> [Your assignment]: Please print each record exactly, omitting none of them.
==== Available data
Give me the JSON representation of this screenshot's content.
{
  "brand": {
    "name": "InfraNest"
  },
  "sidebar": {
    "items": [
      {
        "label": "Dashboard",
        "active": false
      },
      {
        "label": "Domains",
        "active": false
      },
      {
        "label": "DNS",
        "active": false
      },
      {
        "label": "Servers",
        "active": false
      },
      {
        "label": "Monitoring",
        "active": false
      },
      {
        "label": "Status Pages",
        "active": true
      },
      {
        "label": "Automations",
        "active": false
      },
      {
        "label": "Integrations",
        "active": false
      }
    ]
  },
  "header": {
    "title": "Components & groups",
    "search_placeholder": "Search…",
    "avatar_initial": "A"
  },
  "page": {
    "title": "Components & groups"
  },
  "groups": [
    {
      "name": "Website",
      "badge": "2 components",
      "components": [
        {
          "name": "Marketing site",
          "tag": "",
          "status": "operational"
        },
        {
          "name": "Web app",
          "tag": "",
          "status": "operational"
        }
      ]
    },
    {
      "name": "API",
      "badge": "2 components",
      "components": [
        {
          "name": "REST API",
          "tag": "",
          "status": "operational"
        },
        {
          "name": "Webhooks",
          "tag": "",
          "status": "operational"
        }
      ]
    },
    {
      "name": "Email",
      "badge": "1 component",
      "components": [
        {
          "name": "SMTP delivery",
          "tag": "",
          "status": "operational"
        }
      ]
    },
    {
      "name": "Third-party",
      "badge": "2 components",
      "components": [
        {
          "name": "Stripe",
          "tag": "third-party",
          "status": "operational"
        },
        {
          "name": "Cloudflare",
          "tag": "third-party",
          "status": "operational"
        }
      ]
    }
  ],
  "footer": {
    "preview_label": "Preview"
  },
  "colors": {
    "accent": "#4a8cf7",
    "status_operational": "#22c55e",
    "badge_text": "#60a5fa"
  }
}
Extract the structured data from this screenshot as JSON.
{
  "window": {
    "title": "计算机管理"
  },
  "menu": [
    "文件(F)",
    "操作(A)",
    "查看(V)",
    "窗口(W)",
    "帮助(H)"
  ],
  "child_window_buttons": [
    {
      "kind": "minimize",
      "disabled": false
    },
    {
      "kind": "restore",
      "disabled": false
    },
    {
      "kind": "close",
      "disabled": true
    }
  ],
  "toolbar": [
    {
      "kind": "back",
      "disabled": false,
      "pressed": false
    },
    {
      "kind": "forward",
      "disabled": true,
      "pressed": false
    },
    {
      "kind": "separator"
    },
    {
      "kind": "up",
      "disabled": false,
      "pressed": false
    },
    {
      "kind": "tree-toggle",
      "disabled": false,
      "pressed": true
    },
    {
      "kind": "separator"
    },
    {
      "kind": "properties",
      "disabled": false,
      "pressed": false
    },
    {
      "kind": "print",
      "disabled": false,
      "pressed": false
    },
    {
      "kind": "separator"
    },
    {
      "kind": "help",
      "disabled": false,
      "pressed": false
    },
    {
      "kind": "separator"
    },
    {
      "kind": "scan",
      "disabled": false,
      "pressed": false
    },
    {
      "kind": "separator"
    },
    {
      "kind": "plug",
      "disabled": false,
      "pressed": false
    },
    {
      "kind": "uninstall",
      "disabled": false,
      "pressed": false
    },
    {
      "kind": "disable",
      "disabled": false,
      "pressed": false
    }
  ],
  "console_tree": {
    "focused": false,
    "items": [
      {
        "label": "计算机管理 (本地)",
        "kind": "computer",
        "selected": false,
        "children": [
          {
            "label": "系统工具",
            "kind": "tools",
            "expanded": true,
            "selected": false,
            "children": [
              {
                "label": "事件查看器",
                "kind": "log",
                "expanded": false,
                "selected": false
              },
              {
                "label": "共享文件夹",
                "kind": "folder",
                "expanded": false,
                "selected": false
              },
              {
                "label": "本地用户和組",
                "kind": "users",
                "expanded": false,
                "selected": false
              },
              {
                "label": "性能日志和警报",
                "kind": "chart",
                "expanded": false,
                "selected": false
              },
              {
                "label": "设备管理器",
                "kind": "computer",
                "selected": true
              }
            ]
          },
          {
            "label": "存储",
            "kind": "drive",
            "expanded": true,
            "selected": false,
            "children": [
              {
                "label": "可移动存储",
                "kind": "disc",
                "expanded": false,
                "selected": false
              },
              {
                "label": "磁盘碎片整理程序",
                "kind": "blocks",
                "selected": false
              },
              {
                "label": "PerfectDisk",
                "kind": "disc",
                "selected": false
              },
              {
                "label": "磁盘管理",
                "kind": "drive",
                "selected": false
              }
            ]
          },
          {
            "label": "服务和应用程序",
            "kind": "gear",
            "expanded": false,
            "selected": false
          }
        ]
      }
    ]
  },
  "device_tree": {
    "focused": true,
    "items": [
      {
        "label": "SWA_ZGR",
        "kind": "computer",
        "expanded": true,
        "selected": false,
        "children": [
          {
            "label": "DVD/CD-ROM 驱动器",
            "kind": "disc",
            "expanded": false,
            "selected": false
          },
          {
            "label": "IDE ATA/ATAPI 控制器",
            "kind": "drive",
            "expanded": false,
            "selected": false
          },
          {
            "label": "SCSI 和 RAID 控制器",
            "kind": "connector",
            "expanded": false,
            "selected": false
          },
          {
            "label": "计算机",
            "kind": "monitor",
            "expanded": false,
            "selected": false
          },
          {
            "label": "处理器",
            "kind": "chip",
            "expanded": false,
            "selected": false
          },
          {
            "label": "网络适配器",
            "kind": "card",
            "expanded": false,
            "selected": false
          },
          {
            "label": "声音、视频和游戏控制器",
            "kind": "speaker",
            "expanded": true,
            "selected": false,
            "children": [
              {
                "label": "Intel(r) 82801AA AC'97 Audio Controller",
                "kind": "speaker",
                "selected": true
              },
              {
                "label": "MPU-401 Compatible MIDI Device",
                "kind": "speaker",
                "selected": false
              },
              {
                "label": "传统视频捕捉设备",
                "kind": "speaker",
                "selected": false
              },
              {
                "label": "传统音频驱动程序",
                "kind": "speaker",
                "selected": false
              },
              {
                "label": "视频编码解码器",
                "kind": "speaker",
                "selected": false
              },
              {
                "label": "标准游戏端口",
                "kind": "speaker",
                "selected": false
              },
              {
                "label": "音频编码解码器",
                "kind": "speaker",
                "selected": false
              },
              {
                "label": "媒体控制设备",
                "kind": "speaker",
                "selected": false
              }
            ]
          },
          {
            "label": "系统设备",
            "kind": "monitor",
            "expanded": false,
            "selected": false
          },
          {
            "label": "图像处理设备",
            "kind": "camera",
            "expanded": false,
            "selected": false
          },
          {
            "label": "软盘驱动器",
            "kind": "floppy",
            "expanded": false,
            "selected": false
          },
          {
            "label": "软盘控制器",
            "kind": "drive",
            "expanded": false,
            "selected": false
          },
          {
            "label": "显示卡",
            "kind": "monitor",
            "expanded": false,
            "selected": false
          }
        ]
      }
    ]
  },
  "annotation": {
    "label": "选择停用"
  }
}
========
> [Output for this exercise]:
Give me the JSON representation of this screenshot's content.
{
  "brand": {
    "name": "InfraNest"
  },
  "sidebar": {
    "items": [
      {
        "label": "Dashboard",
        "active": false
      },
      {
        "label": "Domains",
        "active": false
      },
      {
        "label": "DNS",
        "active": false
      },
      {
        "label": "Servers",
        "active": false
      },
      {
        "label": "Monitoring",
        "active": false
      },
      {
        "label": "Status Pages",
        "active": true
      },
      {
        "label": "Automations",
        "active": false
      },
      {
        "label": "Integrations",
        "active": false
      }
    ]
  },
  "header": {
    "title": "Components & groups",
    "search_placeholder": "Search…",
    "avatar_initial": "A"
  },
  "page": {
    "title": "Components & groups"
  },
  "groups": [
    {
      "name": "Website",
      "badge": "2 components",
      "components": [
        {
          "name": "Marketing site",
          "tag": "",
          "status": "operational"
        },
        {
          "name": "Web app",
          "tag": "",
          "status": "operational"
        }
      ]
    },
    {
      "name": "API",
      "badge": "2 components",
      "components": [
        {
          "name": "REST API",
          "tag": "",
          "status": "operational"
        },
        {
          "name": "Webhooks",
          "tag": "",
          "status": "operational"
        }
      ]
    },
    {
      "name": "Email",
      "badge": "1 component",
      "components": [
        {
          "name": "SMTP delivery",
          "tag": "",
          "status": "operational"
        }
      ]
    },
    {
      "name": "Third-party",
      "badge": "2 components",
      "components": [
        {
          "name": "Stripe",
          "tag": "third-party",
          "status": "operational"
        },
        {
          "name": "Cloudflare",
          "tag": "third-party",
          "status": "operational"
        }
      ]
    }
  ],
  "footer": {
    "preview_label": "Preview"
  },
  "colors": {
    "accent": "#4a8cf7",
    "status_operational": "#22c55e",
    "badge_text": "#60a5fa"
  }
}
Extract the structured data from this screenshot as JSON.
{
  "window": {
    "title": "计算机管理"
  },
  "menu": [
    "文件(F)",
    "操作(A)",
    "查看(V)",
    "窗口(W)",
    "帮助(H)"
  ],
  "child_window_buttons": [
    {
      "kind": "minimize",
      "disabled": false
    },
    {
      "kind": "restore",
      "disabled": false
    },
    {
      "kind": "close",
      "disabled": true
    }
  ],
  "toolbar": [
    {
      "kind": "back",
      "disabled": false,
      "pressed": false
    },
    {
      "kind": "forward",
      "disabled": true,
      "pressed": false
    },
    {
      "kind": "separator"
    },
    {
      "kind": "up",
      "disabled": false,
      "pressed": false
    },
    {
      "kind": "tree-toggle",
      "disabled": false,
      "pressed": true
    },
    {
      "kind": "separator"
    },
    {
      "kind": "properties",
      "disabled": false,
      "pressed": false
    },
    {
      "kind": "print",
      "disabled": false,
      "pressed": false
    },
    {
      "kind": "separator"
    },
    {
      "kind": "help",
      "disabled": false,
      "pressed": false
    },
    {
      "kind": "separator"
    },
    {
      "kind": "scan",
      "disabled": false,
      "pressed": false
    },
    {
      "kind": "separator"
    },
    {
      "kind": "plug",
      "disabled": false,
      "pressed": false
    },
    {
      "kind": "uninstall",
      "disabled": false,
      "pressed": false
    },
    {
      "kind": "disable",
      "disabled": false,
      "pressed": false
    }
  ],
  "console_tree": {
    "focused": false,
    "items": [
      {
        "label": "计算机管理 (本地)",
        "kind": "computer",
        "selected": false,
        "children": [
          {
            "label": "系统工具",
            "kind": "tools",
            "expanded": true,
            "selected": false,
            "children": [
              {
                "label": "事件查看器",
                "kind": "log",
                "expanded": false,
                "selected": false
              },
              {
                "label": "共享文件夹",
                "kind": "folder",
                "expanded": false,
                "selected": false
              },
              {
                "label": "本地用户和組",
                "kind": "users",
                "expanded": false,
                "selected": false
              },
              {
                "label": "性能日志和警报",
                "kind": "chart",
                "expanded": false,
                "selected": false
              },
              {
                "label": "设备管理器",
                "kind": "computer",
                "selected": true
              }
            ]
          },
          {
            "label": "存储",
            "kind": "drive",
            "expanded": true,
            "selected": false,
            "children": [
              {
                "label": "可移动存储",
                "kind": "disc",
                "expanded": false,
                "selected": false
              },
              {
                "label": "磁盘碎片整理程序",
                "kind": "blocks",
                "selected": false
              },
              {
                "label": "PerfectDisk",
                "kind": "disc",
                "selected": false
              },
              {
                "label": "磁盘管理",
                "kind": "drive",
                "selected": false
              }
            ]
          },
          {
            "label": "服务和应用程序",
            "kind": "gear",
            "expanded": false,
            "selected": false
          }
        ]
      }
    ]
  },
  "device_tree": {
    "focused": true,
    "items": [
      {
        "label": "SWA_ZGR",
        "kind": "computer",
        "expanded": true,
        "selected": false,
        "children": [
          {
            "label": "DVD/CD-ROM 驱动器",
            "kind": "disc",
            "expanded": false,
            "selected": false
          },
          {
            "label": "IDE ATA/ATAPI 控制器",
            "kind": "drive",
            "expanded": false,
            "selected": false
          },
          {
            "label": "SCSI 和 RAID 控制器",
            "kind": "connector",
            "expanded": false,
            "selected": false
          },
          {
            "label": "计算机",
            "kind": "monitor",
            "expanded": false,
            "selected": false
          },
          {
            "label": "处理器",
            "kind": "chip",
            "expanded": false,
            "selected": false
          },
          {
            "label": "网络适配器",
            "kind": "card",
            "expanded": false,
            "selected": false
          },
          {
            "label": "声音、视频和游戏控制器",
            "kind": "speaker",
            "expanded": true,
            "selected": false,
            "children": [
              {
                "label": "Intel(r) 82801AA AC'97 Audio Controller",
                "kind": "speaker",
                "selected": true
              },
              {
                "label": "MPU-401 Compatible MIDI Device",
                "kind": "speaker",
                "selected": false
              },
              {
                "label": "传统视频捕捉设备",
                "kind": "speaker",
                "selected": false
              },
              {
                "label": "传统音频驱动程序",
                "kind": "speaker",
                "selected": false
              },
              {
                "label": "视频编码解码器",
                "kind": "speaker",
                "selected": false
              },
              {
                "label": "标准游戏端口",
                "kind": "speaker",
                "selected": false
              },
              {
                "label": "音频编码解码器",
                "kind": "speaker",
                "selected": false
              },
              {
                "label": "媒体控制设备",
                "kind": "speaker",
                "selected": false
              }
            ]
          },
          {
            "label": "系统设备",
            "kind": "monitor",
            "expanded": false,
            "selected": false
          },
          {
            "label": "图像处理设备",
            "kind": "camera",
            "expanded": false,
            "selected": false
          },
          {
            "label": "软盘驱动器",
            "kind": "floppy",
            "expanded": false,
            "selected": false
          },
          {
            "label": "软盘控制器",
            "kind": "drive",
            "expanded": false,
            "selected": false
          },
          {
            "label": "显示卡",
            "kind": "monitor",
            "expanded": false,
            "selected": false
          }
        ]
      }
    ]
  },
  "annotation": {
    "label": "选择停用"
  }
}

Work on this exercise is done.